▸ EXERCISE BRIEF:
If a line in the entries below holds the string "change", copy it.

▸ THE DATA:

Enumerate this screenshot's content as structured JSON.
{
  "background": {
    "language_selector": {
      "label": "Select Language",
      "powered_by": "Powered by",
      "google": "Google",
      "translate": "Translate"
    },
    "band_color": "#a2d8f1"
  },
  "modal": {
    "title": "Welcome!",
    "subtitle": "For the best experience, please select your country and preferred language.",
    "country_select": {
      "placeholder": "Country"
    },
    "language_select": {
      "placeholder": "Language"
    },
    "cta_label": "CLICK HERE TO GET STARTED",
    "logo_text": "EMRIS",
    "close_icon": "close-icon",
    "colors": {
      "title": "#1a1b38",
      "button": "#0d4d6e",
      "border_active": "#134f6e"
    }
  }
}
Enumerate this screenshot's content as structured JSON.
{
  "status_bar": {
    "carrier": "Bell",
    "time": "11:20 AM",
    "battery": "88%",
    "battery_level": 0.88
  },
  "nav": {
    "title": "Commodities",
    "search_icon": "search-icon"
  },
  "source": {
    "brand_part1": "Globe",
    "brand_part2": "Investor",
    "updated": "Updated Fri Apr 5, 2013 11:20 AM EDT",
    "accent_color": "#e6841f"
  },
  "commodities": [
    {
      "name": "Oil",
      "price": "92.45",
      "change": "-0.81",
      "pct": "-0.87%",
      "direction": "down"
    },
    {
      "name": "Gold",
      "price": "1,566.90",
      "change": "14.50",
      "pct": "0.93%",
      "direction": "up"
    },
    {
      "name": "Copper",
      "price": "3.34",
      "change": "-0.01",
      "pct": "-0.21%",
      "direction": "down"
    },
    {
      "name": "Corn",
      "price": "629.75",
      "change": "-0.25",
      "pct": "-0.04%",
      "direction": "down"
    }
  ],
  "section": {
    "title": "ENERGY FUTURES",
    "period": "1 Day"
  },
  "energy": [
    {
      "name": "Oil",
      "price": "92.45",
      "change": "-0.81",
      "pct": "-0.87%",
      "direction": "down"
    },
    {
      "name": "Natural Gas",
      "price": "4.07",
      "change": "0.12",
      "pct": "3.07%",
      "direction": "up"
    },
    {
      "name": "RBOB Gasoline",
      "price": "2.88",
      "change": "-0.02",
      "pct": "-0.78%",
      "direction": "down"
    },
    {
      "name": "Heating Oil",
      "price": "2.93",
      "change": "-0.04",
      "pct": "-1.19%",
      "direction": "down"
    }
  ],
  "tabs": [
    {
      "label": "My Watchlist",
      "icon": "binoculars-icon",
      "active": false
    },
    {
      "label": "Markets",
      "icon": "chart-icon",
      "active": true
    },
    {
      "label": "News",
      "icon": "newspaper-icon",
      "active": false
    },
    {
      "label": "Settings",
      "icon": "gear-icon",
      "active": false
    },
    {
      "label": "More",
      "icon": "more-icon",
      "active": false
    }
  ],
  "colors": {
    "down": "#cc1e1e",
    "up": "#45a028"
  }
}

▸ ANSWER SPACE:
      "change": "-0.81",
      "change": "14.50",
      "change": "-0.01",
      "change": "-0.25",
      "change": "-0.81",
      "change": "0.12",
      "change": "-0.02",
      "change": "-0.04",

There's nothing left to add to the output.